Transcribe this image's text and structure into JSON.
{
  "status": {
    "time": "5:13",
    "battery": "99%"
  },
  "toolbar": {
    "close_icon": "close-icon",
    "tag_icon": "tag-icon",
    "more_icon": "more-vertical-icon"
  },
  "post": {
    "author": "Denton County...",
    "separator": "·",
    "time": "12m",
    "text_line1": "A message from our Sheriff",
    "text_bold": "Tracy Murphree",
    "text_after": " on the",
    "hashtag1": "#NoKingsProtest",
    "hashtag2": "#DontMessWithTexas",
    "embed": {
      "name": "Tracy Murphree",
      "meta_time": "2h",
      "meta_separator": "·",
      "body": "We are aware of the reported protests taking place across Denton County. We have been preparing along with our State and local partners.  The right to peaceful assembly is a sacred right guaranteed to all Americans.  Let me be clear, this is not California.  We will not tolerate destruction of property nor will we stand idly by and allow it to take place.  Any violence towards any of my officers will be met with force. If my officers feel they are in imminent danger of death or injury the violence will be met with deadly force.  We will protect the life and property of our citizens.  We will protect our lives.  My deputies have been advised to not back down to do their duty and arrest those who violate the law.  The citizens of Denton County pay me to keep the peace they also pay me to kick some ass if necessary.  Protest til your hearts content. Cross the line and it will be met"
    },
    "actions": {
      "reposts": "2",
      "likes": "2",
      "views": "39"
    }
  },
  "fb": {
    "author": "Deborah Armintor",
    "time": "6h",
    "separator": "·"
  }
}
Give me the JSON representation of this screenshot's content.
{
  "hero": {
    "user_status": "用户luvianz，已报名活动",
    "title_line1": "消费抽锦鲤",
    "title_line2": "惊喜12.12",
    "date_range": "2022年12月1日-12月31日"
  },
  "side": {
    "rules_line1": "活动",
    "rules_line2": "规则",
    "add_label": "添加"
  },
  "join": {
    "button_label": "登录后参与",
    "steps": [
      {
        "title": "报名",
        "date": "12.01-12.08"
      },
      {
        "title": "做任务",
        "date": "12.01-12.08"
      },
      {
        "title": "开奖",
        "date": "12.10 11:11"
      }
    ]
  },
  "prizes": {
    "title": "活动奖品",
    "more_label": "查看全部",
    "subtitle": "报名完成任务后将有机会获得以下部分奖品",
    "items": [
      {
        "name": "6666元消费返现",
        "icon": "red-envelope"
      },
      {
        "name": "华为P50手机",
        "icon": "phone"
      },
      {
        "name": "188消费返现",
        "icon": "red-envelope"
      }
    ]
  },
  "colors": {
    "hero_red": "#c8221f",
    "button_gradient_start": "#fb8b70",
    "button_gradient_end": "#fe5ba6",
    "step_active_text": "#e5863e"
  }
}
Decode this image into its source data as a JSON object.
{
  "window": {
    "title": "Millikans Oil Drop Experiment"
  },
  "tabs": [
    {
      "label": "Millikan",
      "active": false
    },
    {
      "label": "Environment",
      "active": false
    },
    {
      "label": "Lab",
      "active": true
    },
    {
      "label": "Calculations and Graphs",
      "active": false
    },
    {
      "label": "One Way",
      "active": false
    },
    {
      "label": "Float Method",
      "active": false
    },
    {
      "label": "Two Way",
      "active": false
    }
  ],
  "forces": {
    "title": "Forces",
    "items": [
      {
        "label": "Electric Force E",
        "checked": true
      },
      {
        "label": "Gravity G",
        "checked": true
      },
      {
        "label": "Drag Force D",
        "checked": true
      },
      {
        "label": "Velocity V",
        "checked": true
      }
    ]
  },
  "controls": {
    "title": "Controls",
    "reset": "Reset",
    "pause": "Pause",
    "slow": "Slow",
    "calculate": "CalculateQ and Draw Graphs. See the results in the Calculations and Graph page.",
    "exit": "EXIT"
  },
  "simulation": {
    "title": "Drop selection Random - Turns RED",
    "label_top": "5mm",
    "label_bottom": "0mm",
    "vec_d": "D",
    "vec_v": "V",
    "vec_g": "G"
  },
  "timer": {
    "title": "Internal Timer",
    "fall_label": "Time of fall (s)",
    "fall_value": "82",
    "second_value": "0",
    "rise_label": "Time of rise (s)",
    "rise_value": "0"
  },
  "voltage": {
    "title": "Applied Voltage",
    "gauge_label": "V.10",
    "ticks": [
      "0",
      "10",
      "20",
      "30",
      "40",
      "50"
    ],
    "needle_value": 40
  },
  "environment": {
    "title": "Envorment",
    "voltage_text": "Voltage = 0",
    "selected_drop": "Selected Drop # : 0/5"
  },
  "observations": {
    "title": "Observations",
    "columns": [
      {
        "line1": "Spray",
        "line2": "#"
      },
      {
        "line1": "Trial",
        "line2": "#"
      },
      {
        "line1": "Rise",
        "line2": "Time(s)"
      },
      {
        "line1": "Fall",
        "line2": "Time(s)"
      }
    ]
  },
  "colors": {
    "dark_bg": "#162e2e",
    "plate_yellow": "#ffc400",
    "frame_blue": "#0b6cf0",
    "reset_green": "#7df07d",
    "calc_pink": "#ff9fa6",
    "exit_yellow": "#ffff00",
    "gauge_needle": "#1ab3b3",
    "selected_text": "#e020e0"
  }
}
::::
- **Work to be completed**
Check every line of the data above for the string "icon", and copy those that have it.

- **Solution for this exercise**
    "close_icon": "close-icon",
    "tag_icon": "tag-icon",
    "more_icon": "more-vertical-icon"
        "icon": "red-envelope"
        "icon": "phone"
        "icon": "red-envelope"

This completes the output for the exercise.